### What this task involves
Leave the images behind and copy every record exactly.
-*-*-
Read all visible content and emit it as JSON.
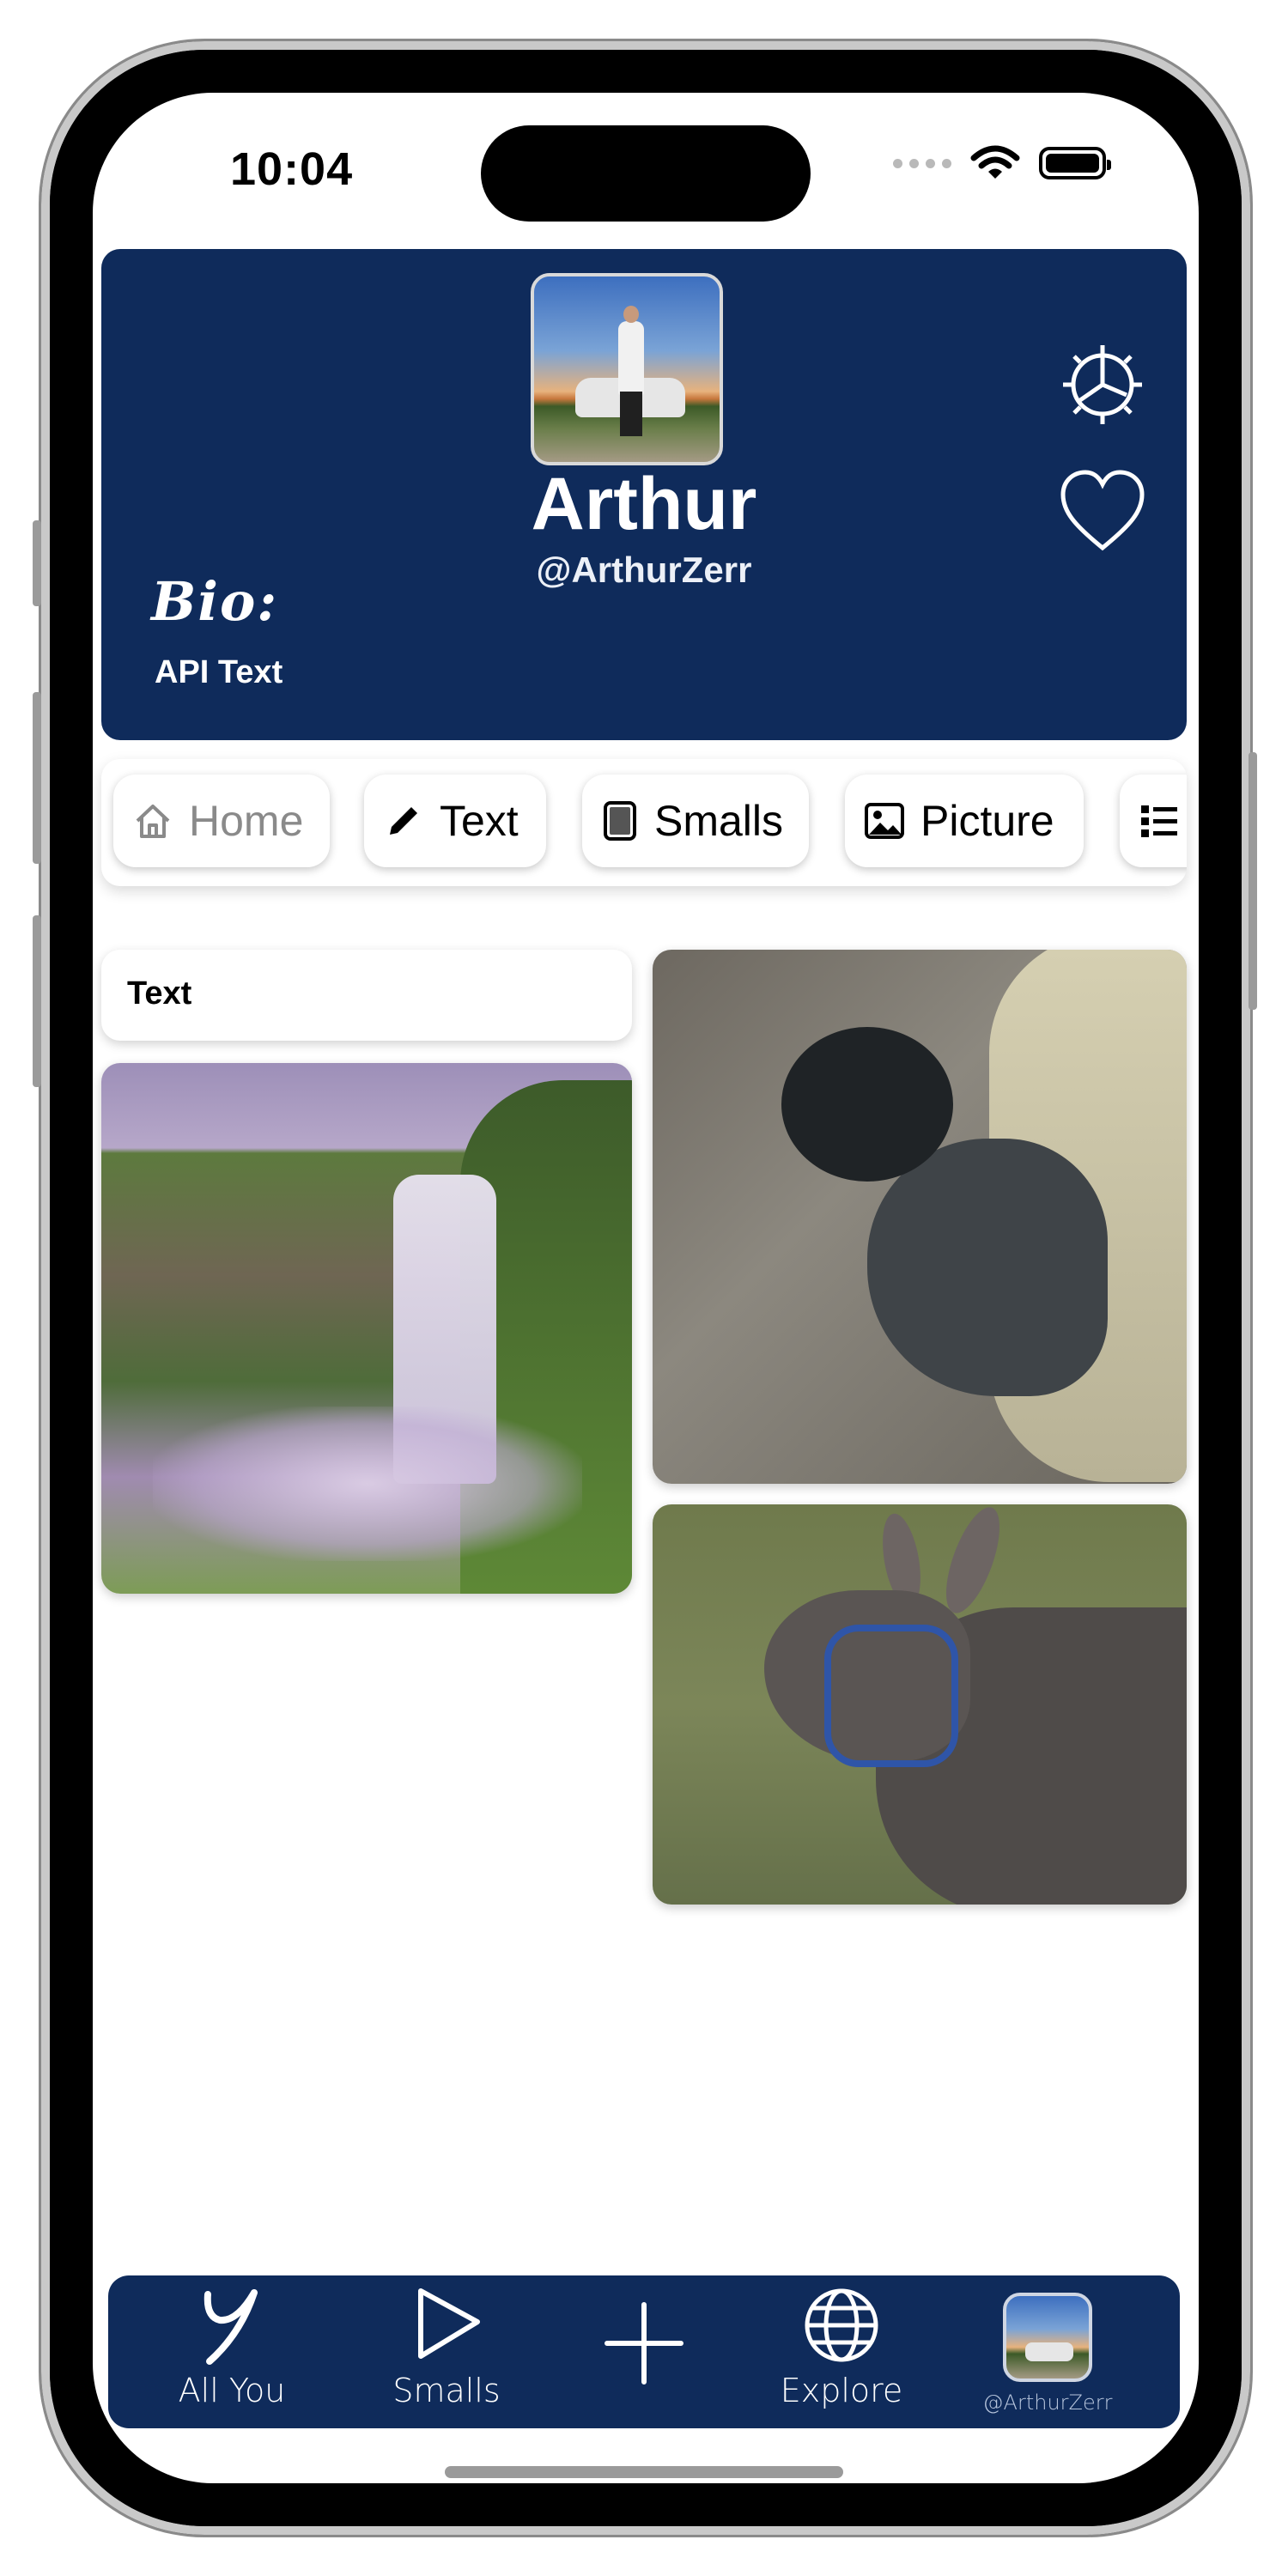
{
  "status_bar": {
    "time": "10:04"
  },
  "profile": {
    "name": "Arthur",
    "handle": "@ArthurZerr",
    "bio_label": "Bio:",
    "bio_text": "API Text",
    "background_color": "#0f2b5b"
  },
  "tabs": [
    {
      "label": "Home",
      "icon": "house-icon",
      "active": true
    },
    {
      "label": "Text",
      "icon": "pencil-icon",
      "active": false
    },
    {
      "label": "Smalls",
      "icon": "tablet-icon",
      "active": false
    },
    {
      "label": "Picture",
      "icon": "photo-icon",
      "active": false
    },
    {
      "label": "",
      "icon": "list-icon",
      "active": false
    }
  ],
  "feed": {
    "text_card": "Text",
    "photos": [
      {
        "subject": "waterfall"
      },
      {
        "subject": "alpaca"
      },
      {
        "subject": "donkey"
      }
    ]
  },
  "bottom_nav": {
    "items": [
      {
        "label": "All You",
        "icon": "y-logo-icon"
      },
      {
        "label": "Smalls",
        "icon": "play-triangle-icon"
      },
      {
        "label": "",
        "icon": "plus-icon"
      },
      {
        "label": "Explore",
        "icon": "globe-icon"
      },
      {
        "label": "@ArthurZerr",
        "icon": "profile-avatar"
      }
    ]
  }
}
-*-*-
### Task output
Read all visible content and emit it as JSON.
{
  "status_bar": {
    "time": "10:04"
  },
  "profile": {
    "name": "Arthur",
    "handle": "@ArthurZerr",
    "bio_label": "Bio:",
    "bio_text": "API Text",
    "background_color": "#0f2b5b"
  },
  "tabs": [
    {
      "label": "Home",
      "icon": "house-icon",
      "active": true
    },
    {
      "label": "Text",
      "icon": "pencil-icon",
      "active": false
    },
    {
      "label": "Smalls",
      "icon": "tablet-icon",
      "active": false
    },
    {
      "label": "Picture",
      "icon": "photo-icon",
      "active": false
    },
    {
      "label": "",
      "icon": "list-icon",
      "active": false
    }
  ],
  "feed": {
    "text_card": "Text",
    "photos": [
      {
        "subject": "waterfall"
      },
      {
        "subject": "alpaca"
      },
      {
        "subject": "donkey"
      }
    ]
  },
  "bottom_nav": {
    "items": [
      {
        "label": "All You",
        "icon": "y-logo-icon"
      },
      {
        "label": "Smalls",
        "icon": "play-triangle-icon"
      },
      {
        "label": "",
        "icon": "plus-icon"
      },
      {
        "label": "Explore",
        "icon": "globe-icon"
      },
      {
        "label": "@ArthurZerr",
        "icon": "profile-avatar"
      }
    ]
  }
}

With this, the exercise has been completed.